- [GIVEN RECORDS]
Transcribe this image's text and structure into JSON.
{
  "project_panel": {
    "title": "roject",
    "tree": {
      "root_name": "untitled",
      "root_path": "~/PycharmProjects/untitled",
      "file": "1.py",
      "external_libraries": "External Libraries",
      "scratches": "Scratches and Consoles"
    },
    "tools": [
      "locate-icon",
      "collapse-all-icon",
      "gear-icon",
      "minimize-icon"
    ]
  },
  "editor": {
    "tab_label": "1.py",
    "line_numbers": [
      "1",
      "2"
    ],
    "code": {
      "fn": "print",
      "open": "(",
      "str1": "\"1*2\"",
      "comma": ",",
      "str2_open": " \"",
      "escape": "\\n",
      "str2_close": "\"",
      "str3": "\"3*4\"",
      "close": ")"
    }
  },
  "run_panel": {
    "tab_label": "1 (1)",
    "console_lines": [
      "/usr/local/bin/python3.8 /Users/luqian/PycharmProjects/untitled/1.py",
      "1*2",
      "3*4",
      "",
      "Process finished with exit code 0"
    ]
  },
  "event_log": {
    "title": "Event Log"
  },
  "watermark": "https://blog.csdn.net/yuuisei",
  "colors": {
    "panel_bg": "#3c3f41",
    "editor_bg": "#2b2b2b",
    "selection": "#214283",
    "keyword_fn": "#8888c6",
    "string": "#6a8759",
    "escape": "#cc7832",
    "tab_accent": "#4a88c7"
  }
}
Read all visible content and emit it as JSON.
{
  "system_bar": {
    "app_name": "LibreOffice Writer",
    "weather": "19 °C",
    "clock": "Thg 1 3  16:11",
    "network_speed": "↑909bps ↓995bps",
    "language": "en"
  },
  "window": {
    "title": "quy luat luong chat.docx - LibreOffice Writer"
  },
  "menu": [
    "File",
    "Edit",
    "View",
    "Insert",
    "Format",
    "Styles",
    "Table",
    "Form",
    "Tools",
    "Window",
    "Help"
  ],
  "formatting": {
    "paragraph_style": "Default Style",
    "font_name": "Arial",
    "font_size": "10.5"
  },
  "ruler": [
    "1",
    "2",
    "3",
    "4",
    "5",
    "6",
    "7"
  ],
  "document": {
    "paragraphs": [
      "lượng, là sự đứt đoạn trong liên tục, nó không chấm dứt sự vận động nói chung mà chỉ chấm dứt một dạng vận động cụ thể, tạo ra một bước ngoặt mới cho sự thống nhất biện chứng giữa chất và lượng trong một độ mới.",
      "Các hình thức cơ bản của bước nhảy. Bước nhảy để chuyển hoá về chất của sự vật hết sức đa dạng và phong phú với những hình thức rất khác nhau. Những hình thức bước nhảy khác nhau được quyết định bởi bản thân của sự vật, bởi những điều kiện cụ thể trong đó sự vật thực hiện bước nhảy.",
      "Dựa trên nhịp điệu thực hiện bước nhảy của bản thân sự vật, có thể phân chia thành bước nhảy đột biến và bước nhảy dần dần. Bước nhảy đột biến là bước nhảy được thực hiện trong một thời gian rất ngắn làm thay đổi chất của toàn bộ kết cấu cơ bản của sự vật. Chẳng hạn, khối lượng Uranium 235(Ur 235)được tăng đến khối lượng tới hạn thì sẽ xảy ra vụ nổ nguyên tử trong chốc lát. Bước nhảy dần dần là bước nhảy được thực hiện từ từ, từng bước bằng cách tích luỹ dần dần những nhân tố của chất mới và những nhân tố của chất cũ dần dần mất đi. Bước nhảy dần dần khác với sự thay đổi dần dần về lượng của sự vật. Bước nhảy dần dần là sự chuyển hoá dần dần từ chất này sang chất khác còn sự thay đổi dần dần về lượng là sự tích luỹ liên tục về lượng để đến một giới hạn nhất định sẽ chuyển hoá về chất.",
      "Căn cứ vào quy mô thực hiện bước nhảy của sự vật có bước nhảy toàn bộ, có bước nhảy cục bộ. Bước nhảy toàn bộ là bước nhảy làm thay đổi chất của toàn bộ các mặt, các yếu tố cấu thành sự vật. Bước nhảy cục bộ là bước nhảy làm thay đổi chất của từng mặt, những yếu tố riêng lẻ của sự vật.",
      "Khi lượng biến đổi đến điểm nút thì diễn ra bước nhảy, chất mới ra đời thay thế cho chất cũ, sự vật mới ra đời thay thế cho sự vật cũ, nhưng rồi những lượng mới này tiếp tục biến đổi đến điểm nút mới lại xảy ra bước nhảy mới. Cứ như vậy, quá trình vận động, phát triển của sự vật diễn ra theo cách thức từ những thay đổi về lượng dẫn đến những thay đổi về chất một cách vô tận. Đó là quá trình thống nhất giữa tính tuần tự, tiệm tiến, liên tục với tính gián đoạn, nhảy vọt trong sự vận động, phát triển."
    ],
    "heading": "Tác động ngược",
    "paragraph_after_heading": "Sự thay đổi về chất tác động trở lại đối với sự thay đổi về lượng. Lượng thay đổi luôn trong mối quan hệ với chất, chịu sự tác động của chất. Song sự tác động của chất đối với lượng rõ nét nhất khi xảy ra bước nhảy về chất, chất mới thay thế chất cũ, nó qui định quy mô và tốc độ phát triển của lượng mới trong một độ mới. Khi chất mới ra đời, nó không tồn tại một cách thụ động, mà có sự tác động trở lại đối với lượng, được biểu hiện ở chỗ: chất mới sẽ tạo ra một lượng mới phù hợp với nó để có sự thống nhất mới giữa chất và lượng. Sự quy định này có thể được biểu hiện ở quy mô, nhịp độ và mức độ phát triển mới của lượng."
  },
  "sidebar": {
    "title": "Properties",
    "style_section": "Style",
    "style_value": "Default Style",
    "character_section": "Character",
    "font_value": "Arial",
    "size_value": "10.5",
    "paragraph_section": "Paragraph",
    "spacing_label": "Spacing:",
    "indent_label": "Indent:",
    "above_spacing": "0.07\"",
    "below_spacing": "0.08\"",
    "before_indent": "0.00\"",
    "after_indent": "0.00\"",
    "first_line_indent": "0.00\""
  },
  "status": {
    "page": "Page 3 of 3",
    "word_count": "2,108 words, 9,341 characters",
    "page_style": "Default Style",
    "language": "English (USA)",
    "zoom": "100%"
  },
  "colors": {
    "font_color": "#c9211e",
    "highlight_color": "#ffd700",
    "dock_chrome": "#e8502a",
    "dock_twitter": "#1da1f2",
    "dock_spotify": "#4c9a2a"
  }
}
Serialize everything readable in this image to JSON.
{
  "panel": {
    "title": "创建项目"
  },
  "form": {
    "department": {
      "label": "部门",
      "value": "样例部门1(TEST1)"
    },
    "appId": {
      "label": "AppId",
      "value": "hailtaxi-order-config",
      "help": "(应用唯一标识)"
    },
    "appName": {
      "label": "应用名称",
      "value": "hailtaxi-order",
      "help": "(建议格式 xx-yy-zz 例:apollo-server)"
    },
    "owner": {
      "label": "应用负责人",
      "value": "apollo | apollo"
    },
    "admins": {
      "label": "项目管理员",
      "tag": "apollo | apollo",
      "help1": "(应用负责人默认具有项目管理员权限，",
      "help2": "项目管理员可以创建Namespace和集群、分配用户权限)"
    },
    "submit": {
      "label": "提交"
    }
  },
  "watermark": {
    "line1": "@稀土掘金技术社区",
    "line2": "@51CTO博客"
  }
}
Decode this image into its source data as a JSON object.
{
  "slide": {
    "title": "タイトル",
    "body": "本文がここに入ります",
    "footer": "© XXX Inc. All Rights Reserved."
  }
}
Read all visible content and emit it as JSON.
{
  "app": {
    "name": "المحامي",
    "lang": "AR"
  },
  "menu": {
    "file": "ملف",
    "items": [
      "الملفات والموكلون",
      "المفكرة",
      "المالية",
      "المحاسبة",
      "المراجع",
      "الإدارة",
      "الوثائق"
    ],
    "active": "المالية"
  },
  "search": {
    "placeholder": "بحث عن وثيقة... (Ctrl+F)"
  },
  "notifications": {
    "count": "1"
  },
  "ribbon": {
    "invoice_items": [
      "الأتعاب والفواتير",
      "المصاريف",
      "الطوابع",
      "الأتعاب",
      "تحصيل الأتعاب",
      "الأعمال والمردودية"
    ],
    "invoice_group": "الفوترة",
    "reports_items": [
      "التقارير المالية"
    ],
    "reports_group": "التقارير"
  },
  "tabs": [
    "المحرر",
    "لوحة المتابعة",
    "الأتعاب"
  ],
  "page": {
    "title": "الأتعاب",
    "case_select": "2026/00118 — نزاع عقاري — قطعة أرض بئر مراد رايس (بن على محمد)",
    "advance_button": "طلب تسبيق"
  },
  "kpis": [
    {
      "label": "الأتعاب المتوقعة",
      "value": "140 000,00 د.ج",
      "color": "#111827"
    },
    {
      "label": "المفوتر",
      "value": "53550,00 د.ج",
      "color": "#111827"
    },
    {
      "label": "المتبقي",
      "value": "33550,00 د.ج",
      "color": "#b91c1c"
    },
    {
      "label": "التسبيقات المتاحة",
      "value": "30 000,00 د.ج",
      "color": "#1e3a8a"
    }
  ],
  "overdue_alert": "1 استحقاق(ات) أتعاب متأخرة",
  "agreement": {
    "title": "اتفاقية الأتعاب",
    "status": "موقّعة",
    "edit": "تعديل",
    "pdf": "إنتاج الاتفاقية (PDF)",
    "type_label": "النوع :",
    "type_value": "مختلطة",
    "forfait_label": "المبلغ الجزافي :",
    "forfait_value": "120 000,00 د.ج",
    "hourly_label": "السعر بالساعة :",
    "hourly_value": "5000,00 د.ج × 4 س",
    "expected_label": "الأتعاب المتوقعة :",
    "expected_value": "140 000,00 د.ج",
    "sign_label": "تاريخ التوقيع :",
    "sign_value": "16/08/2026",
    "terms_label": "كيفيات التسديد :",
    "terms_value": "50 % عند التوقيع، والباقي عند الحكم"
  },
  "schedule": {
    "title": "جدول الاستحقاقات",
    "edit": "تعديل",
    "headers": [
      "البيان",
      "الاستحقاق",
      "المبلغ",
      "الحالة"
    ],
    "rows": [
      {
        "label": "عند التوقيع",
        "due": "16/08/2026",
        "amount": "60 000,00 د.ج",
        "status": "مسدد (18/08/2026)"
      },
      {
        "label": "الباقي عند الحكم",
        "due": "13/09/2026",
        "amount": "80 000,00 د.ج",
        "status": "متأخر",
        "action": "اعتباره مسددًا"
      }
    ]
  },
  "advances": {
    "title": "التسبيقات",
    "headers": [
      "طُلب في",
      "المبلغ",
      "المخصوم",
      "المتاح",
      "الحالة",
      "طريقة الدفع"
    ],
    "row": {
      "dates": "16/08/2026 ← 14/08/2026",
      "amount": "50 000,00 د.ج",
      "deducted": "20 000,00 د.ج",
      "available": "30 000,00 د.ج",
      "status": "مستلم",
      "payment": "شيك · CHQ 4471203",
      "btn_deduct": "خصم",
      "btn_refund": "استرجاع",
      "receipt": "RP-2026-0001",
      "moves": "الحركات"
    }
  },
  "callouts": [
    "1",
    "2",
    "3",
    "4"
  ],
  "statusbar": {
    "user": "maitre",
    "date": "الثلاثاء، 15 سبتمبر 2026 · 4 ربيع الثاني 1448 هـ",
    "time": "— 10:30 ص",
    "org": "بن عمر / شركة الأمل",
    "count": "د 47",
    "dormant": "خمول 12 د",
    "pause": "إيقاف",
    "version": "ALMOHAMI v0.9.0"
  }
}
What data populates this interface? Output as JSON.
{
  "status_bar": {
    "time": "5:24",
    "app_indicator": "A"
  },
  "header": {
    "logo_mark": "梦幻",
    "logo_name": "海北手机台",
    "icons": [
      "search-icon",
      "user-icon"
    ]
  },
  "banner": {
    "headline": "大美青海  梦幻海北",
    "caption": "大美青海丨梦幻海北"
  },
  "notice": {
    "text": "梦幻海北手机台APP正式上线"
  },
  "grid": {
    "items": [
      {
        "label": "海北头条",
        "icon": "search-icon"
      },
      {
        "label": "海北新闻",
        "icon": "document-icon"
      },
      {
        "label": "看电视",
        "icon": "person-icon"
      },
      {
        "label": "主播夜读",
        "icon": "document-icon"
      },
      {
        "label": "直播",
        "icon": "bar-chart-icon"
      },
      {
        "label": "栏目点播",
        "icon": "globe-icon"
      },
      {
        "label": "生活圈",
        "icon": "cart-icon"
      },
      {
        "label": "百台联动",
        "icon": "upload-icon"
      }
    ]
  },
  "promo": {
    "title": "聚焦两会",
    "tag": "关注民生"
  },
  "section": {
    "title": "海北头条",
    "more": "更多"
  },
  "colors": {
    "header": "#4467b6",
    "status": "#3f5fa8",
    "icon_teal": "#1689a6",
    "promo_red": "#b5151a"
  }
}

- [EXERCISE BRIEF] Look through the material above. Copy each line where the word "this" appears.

- [REPLY]
Transcribe this image's text and structure into JSON.
Serialize everything readable in this image to JSON.
Decode this image into its source data as a JSON object.
What data populates this interface? Output as JSON.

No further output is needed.